During any getaway that lasts more than two days, someone will invoke the slogan from the Las Vegas ad campaign of a few years back. You know the one: What happens in (insert town here), stays in (insert same town). Writing retreats are no exception. During last week's Grand Lake retreat someone did trot out that slogan, though I can't remember the exact circumstances that prompted the promise of discretion. There may have been some ill-advised tap dancing. I'm sure there was wine. And whiskey. Nonetheless, I'm glad it isn't technically true. I'm grateful that I was able to bring a bit of Grand Lake home with me. And I'm happy to share a tiny bit of it with you.

As ever, the instructors at Grand Lake (and all of Lighthouse) were generous and on point. I could go on for hours about writing prompts and wise advice, but I'll keep it simple and pass along the one bit of wisdom that struck me the hardest.

[caption id="attachment_6182" align="alignright" width="300"]Grand Lake being grand. Grand Lake being grand.[/caption]

Don't overthink it.

Like so many of you (and you know who you are), I have a tendency to think too much, to explain too much, to describe too much. I don't trust the reader and I don't trust myself. I use three paragraphs when one is plenty. I forget that it's better to let words and ideas sneak up on you than to try to chase them down.

I should know this by now. In a weekly yoga class, my instructor tells me to "find the sacred space between the thoughts." I once had a ballet teacher who told us to that we couldn't dance until we stopped thinking about dancing. One round with a pair of tap shoes reinforced that truth.

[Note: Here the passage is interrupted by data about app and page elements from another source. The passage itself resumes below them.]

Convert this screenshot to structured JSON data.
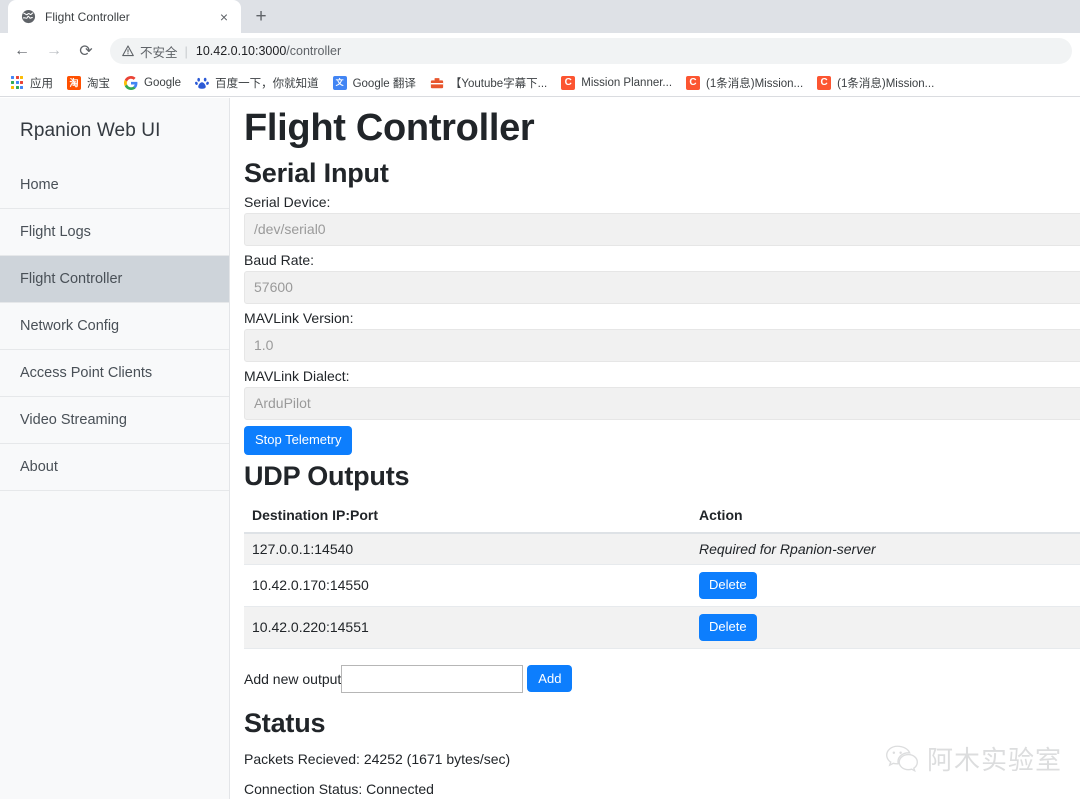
{
  "browser": {
    "tab": {
      "title": "Flight Controller",
      "favicon": "globe-icon",
      "close_label": "×"
    },
    "new_tab_label": "+",
    "nav": {
      "back": "←",
      "forward": "→",
      "reload": "⟳"
    },
    "omnibox": {
      "security_label": "不安全",
      "separator": "|",
      "url_host": "10.42.0.10:3000",
      "url_path": "/controller"
    },
    "bookmarks": [
      {
        "label": "应用",
        "icon": "apps-grid-icon"
      },
      {
        "label": "淘宝",
        "icon": "taobao-icon"
      },
      {
        "label": "Google",
        "icon": "google-g-icon"
      },
      {
        "label": "百度一下，你就知道",
        "icon": "baidu-icon"
      },
      {
        "label": "Google 翻译",
        "icon": "google-translate-icon"
      },
      {
        "label": "【Youtube字幕下...",
        "icon": "toolbox-icon"
      },
      {
        "label": "Mission Planner...",
        "icon": "csdn-c-icon"
      },
      {
        "label": "(1条消息)Mission...",
        "icon": "csdn-c-icon"
      },
      {
        "label": "(1条消息)Mission...",
        "icon": "csdn-c-icon"
      }
    ]
  },
  "sidebar": {
    "brand": "Rpanion Web UI",
    "items": [
      {
        "label": "Home",
        "active": false
      },
      {
        "label": "Flight Logs",
        "active": false
      },
      {
        "label": "Flight Controller",
        "active": true
      },
      {
        "label": "Network Config",
        "active": false
      },
      {
        "label": "Access Point Clients",
        "active": false
      },
      {
        "label": "Video Streaming",
        "active": false
      },
      {
        "label": "About",
        "active": false
      }
    ]
  },
  "main": {
    "page_title": "Flight Controller",
    "serial_input": {
      "heading": "Serial Input",
      "fields": [
        {
          "label": "Serial Device:",
          "value": "/dev/serial0"
        },
        {
          "label": "Baud Rate:",
          "value": "57600"
        },
        {
          "label": "MAVLink Version:",
          "value": "1.0"
        },
        {
          "label": "MAVLink Dialect:",
          "value": "ArduPilot"
        }
      ],
      "telemetry_button": "Stop Telemetry"
    },
    "udp_outputs": {
      "heading": "UDP Outputs",
      "columns": [
        "Destination IP:Port",
        "Action"
      ],
      "rows": [
        {
          "destination": "127.0.0.1:14540",
          "action_text": "Required for Rpanion-server",
          "action_type": "note"
        },
        {
          "destination": "10.42.0.170:14550",
          "action_text": "Delete",
          "action_type": "button"
        },
        {
          "destination": "10.42.0.220:14551",
          "action_text": "Delete",
          "action_type": "button"
        }
      ],
      "add_label": "Add new output",
      "add_input_value": "",
      "add_button": "Add"
    },
    "status": {
      "heading": "Status",
      "packets_line": "Packets Recieved: 24252 (1671 bytes/sec)",
      "connection_line": "Connection Status: Connected"
    }
  },
  "watermark": {
    "text": "阿木实验室",
    "icon": "wechat-icon"
  },
  "colors": {
    "accent_blue": "#0d7efd",
    "sidebar_bg": "#f8f9fa",
    "sidebar_active": "#ced4da",
    "input_bg": "#f1f1f1",
    "table_stripe": "#f2f2f2"
  }
}
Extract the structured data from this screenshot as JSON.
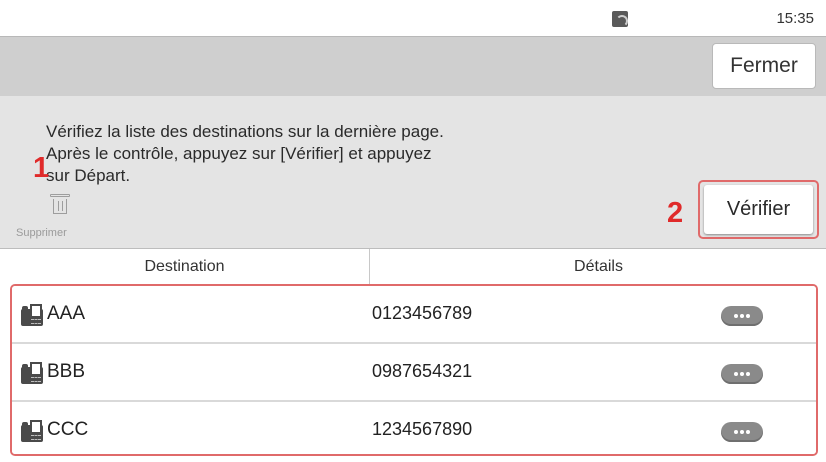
{
  "status_bar": {
    "clock": "15:35",
    "network_icon": "network-status-icon"
  },
  "header": {
    "close_label": "Fermer"
  },
  "message": {
    "lines": [
      "Vérifiez la liste des destinations sur la dernière page.",
      "Après le contrôle, appuyez sur [Vérifier] et appuyez",
      "sur Départ."
    ]
  },
  "toolbar": {
    "delete_label": "Supprimer",
    "delete_icon": "trash-icon",
    "verify_label": "Vérifier"
  },
  "callouts": {
    "one": "1",
    "two": "2"
  },
  "table": {
    "columns": [
      "Destination",
      "Détails"
    ],
    "rows": [
      {
        "name": "AAA",
        "number": "0123456789",
        "type_icon": "fax-icon",
        "action_icon": "more-icon"
      },
      {
        "name": "BBB",
        "number": "0987654321",
        "type_icon": "fax-icon",
        "action_icon": "more-icon"
      },
      {
        "name": "CCC",
        "number": "1234567890",
        "type_icon": "fax-icon",
        "action_icon": "more-icon"
      }
    ]
  },
  "colors": {
    "accent_highlight": "#e02a2a",
    "header_band": "#cfcfcf",
    "message_area": "#e4e4e4"
  }
}
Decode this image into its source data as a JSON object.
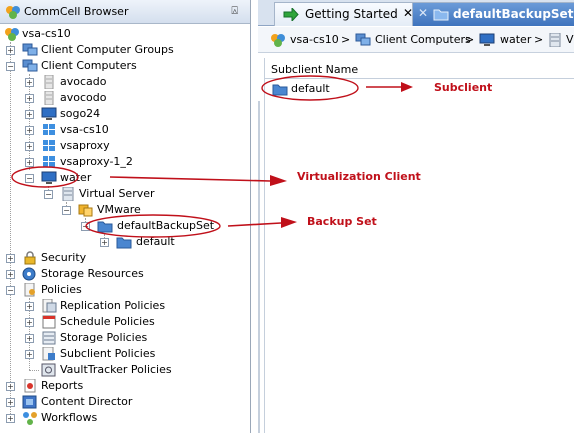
{
  "left_panel": {
    "title": "CommCell Browser",
    "pin": "⍓",
    "tree": [
      {
        "id": "root",
        "label": "vsa-cs10",
        "icon": "commcell-icon"
      },
      {
        "id": "client-groups",
        "label": "Client Computer Groups",
        "icon": "computer-group-icon"
      },
      {
        "id": "client-computers",
        "label": "Client Computers",
        "icon": "computer-group-icon"
      },
      {
        "id": "avocado",
        "label": "avocado",
        "icon": "server-icon"
      },
      {
        "id": "avocodo",
        "label": "avocodo",
        "icon": "server-icon"
      },
      {
        "id": "sogo24",
        "label": "sogo24",
        "icon": "monitor-icon"
      },
      {
        "id": "vsa-cs10",
        "label": "vsa-cs10",
        "icon": "windows-icon"
      },
      {
        "id": "vsaproxy",
        "label": "vsaproxy",
        "icon": "windows-icon"
      },
      {
        "id": "vsaproxy-1-2",
        "label": "vsaproxy-1_2",
        "icon": "windows-icon"
      },
      {
        "id": "water",
        "label": "water",
        "icon": "monitor-icon"
      },
      {
        "id": "virtual-server",
        "label": "Virtual Server",
        "icon": "server-icon"
      },
      {
        "id": "vmware",
        "label": "VMware",
        "icon": "vmware-icon"
      },
      {
        "id": "default-backup-set",
        "label": "defaultBackupSet",
        "icon": "folder-icon"
      },
      {
        "id": "default",
        "label": "default",
        "icon": "folder-icon"
      },
      {
        "id": "security",
        "label": "Security",
        "icon": "lock-icon"
      },
      {
        "id": "storage-resources",
        "label": "Storage Resources",
        "icon": "storage-icon"
      },
      {
        "id": "policies",
        "label": "Policies",
        "icon": "policy-icon"
      },
      {
        "id": "replication-policies",
        "label": "Replication Policies",
        "icon": "policy-icon"
      },
      {
        "id": "schedule-policies",
        "label": "Schedule Policies",
        "icon": "calendar-icon"
      },
      {
        "id": "storage-policies",
        "label": "Storage Policies",
        "icon": "storage-icon"
      },
      {
        "id": "subclient-policies",
        "label": "Subclient Policies",
        "icon": "policy-icon"
      },
      {
        "id": "vaulttracker-policies",
        "label": "VaultTracker Policies",
        "icon": "vault-icon"
      },
      {
        "id": "reports",
        "label": "Reports",
        "icon": "reports-icon"
      },
      {
        "id": "content-director",
        "label": "Content Director",
        "icon": "content-director-icon"
      },
      {
        "id": "workflows",
        "label": "Workflows",
        "icon": "workflow-icon"
      }
    ]
  },
  "tabs": [
    {
      "label": "Getting Started",
      "close": "✕"
    },
    {
      "label": "defaultBackupSet",
      "close": "✕"
    }
  ],
  "breadcrumb": {
    "items": [
      "vsa-cs10",
      "Client Computers",
      "water"
    ],
    "separator": ">",
    "overflow": "V"
  },
  "list": {
    "column_header": "Subclient Name",
    "rows": [
      "default"
    ]
  },
  "annotations": {
    "subclient": "Subclient",
    "virtualization_client": "Virtualization Client",
    "backup_set": "Backup Set"
  },
  "colors": {
    "annotation": "#c0101a",
    "tab_active": "#3e73bd",
    "folder": "#4a86d0"
  }
}
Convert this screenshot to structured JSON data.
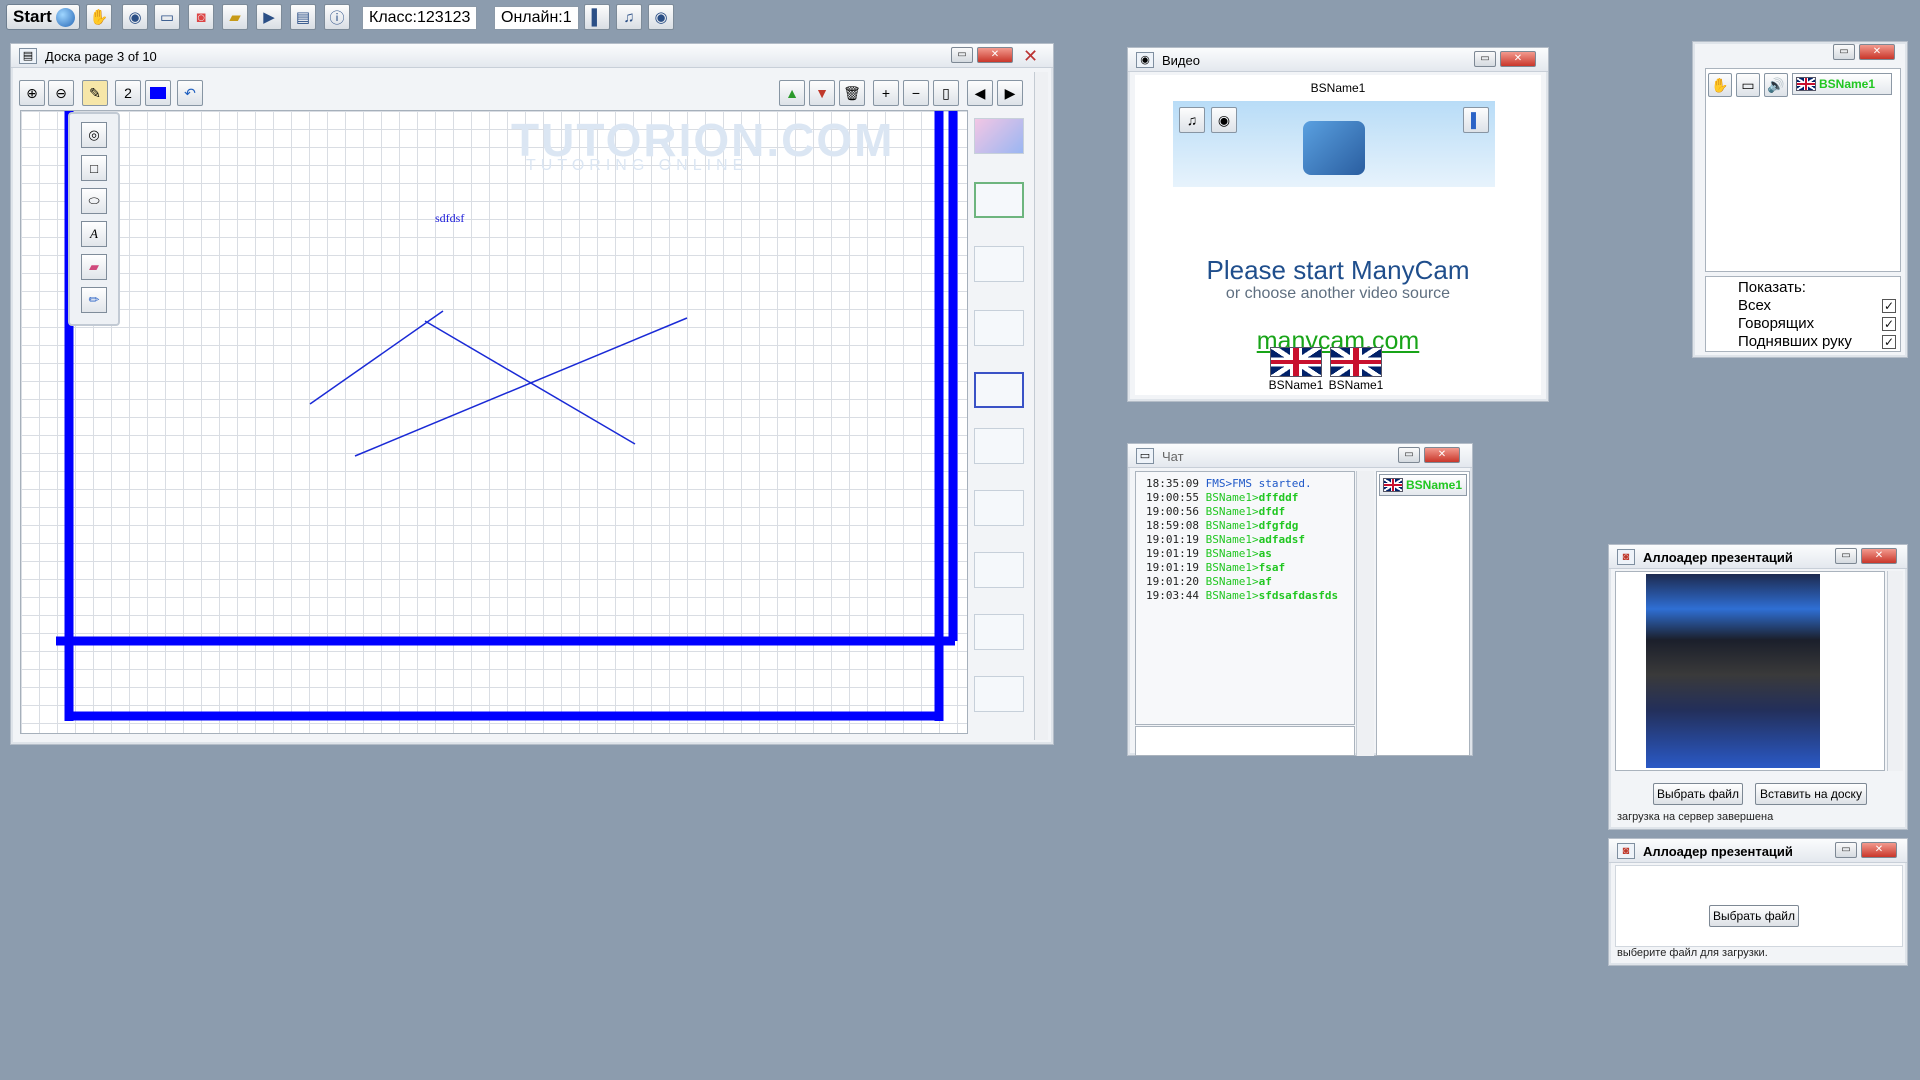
{
  "topbar": {
    "start_label": "Start",
    "class_label": "Класс:123123",
    "online_label": "Онлайн:1",
    "icons": [
      "hand-icon",
      "webcam-icon",
      "chat-icon",
      "media-icon",
      "folder-icon",
      "play-icon",
      "board-icon",
      "info-icon",
      "bar-icon",
      "music-icon",
      "camera-icon"
    ]
  },
  "board": {
    "title": "Доска  page 3 of 10",
    "pen_size": "2",
    "pen_color": "#0000ff",
    "canvas_text": "sdfdsf",
    "watermark_title": "TUTORION.COM",
    "watermark_sub": "TUTORING ONLINE"
  },
  "video": {
    "title": "Видео",
    "user_name": "BSName1",
    "headline": "Please start ManyCam",
    "subline": "or choose another video source",
    "link": "manycam.com",
    "users": [
      "BSName1",
      "BSName1"
    ]
  },
  "chat": {
    "title": "Чат",
    "user_name": "BSName1",
    "messages": [
      {
        "time": "18:35:09",
        "from": "FMS",
        "text": "FMS started.",
        "system": true
      },
      {
        "time": "19:00:55",
        "from": "BSName1",
        "text": "dffddf"
      },
      {
        "time": "19:00:56",
        "from": "BSName1",
        "text": "dfdf"
      },
      {
        "time": "18:59:08",
        "from": "BSName1",
        "text": "dfgfdg"
      },
      {
        "time": "19:01:19",
        "from": "BSName1",
        "text": "adfadsf"
      },
      {
        "time": "19:01:19",
        "from": "BSName1",
        "text": "as"
      },
      {
        "time": "19:01:19",
        "from": "BSName1",
        "text": "fsaf"
      },
      {
        "time": "19:01:20",
        "from": "BSName1",
        "text": "af"
      },
      {
        "time": "19:03:44",
        "from": "BSName1",
        "text": "sfdsafdasfds"
      }
    ]
  },
  "users_panel": {
    "user_name": "BSName1",
    "show_label": "Показать:",
    "options": [
      {
        "label": "Всех",
        "checked": true
      },
      {
        "label": "Говорящих",
        "checked": true
      },
      {
        "label": "Поднявших руку",
        "checked": true
      }
    ]
  },
  "uploader1": {
    "title": "Аллоадер презентаций",
    "choose_label": "Выбрать файл",
    "insert_label": "Вставить на доску",
    "status": "загрузка на сервер завершена"
  },
  "uploader2": {
    "title": "Аллоадер презентаций",
    "choose_label": "Выбрать файл",
    "status": "выберите файл для загрузки."
  }
}
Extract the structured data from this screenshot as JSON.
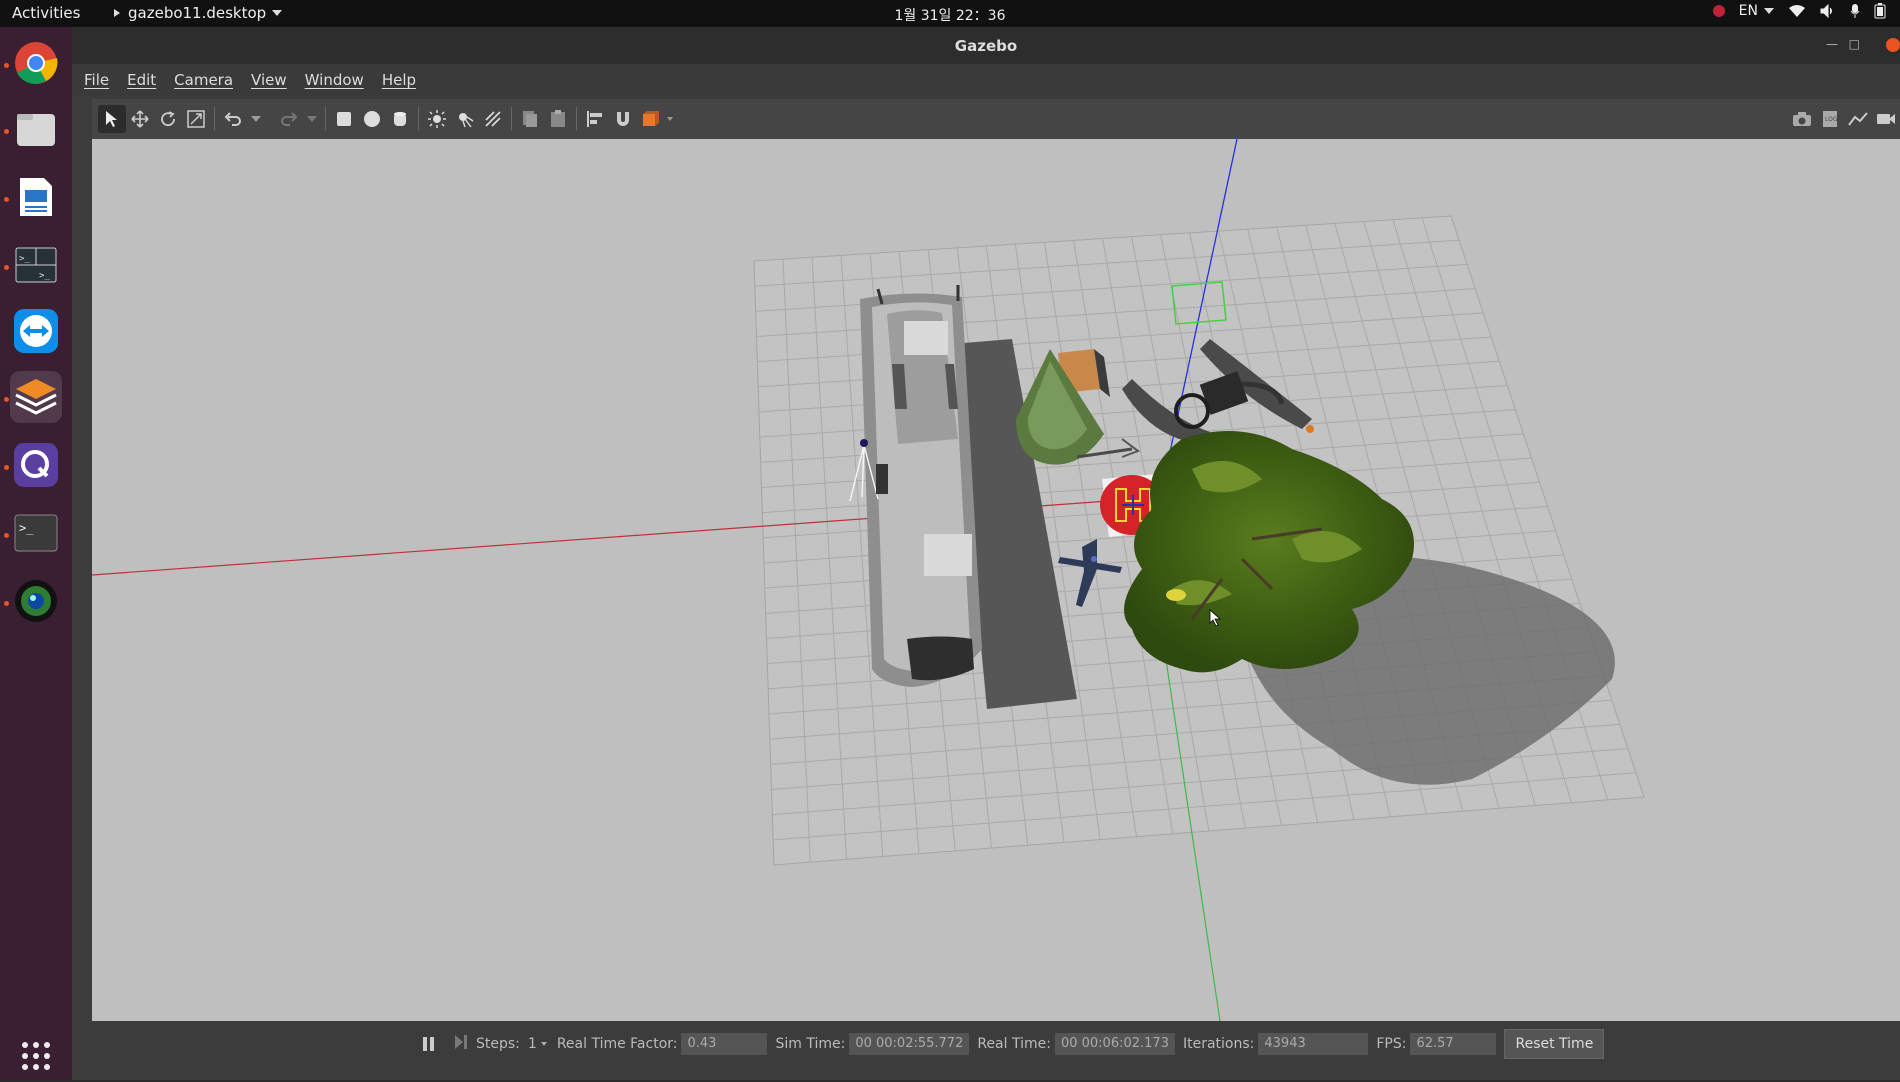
{
  "topbar": {
    "activities": "Activities",
    "app_menu": "gazebo11.desktop",
    "clock": "1월 31일 22：36",
    "language": "EN"
  },
  "dock": {
    "items": [
      {
        "name": "chrome-icon"
      },
      {
        "name": "files-icon"
      },
      {
        "name": "writer-icon"
      },
      {
        "name": "terminal-split-icon"
      },
      {
        "name": "teamviewer-icon"
      },
      {
        "name": "gazebo-icon"
      },
      {
        "name": "qgroundcontrol-icon"
      },
      {
        "name": "terminal-icon"
      },
      {
        "name": "camera-app-icon"
      },
      {
        "name": "show-apps-icon"
      }
    ]
  },
  "window": {
    "title": "Gazebo"
  },
  "menu": {
    "file": "File",
    "edit": "Edit",
    "camera": "Camera",
    "view": "View",
    "window": "Window",
    "help": "Help"
  },
  "status": {
    "steps_label": "Steps:",
    "steps_value": "1",
    "rtf_label": "Real Time Factor:",
    "rtf_value": "0.43",
    "sim_label": "Sim Time:",
    "sim_value": "00 00:02:55.772",
    "real_label": "Real Time:",
    "real_value": "00 00:06:02.173",
    "iter_label": "Iterations:",
    "iter_value": "43943",
    "fps_label": "FPS:",
    "fps_value": "62.57",
    "reset_label": "Reset Time"
  },
  "colors": {
    "dock_bg": "#3a1f33",
    "viewport_bg": "#bfbfbf",
    "accent": "#e95420"
  }
}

Back to the writing. At Grand Lake, the esteemed William Haywood Henderson used lines of poetry to teach us to come at an idea sideways rather than head-on. Chris Ransick showed us how to say more with less and let the reader have the thrill of unraveling our mysteries. Andrea Dupree showed us how to put more trust in our readers, to let them imagine beyond the words on the page, to give up custody of the worlds we create and allow the reader to bring in her own experiences.

In other words, we need to let go. I don't know about you, but I tend to hold tight to my writing. I work to make sure the reader sees what I see, feels what I feel. Too often, I want to control the experience. Some stories call for that kind of control, but I think most don't. In most stories, whether fiction or not, we need to make more space for the reader.

And so, in an effort to carry a little of Grand Lake with me, I will work to relinquish control on the page, in the yoga studio, on the dance floor.  I will try. I will try. I will try.

[caption id="attachment_6187" align="aligncenter" width="300"]The whole gang. The whole gang.[/caption]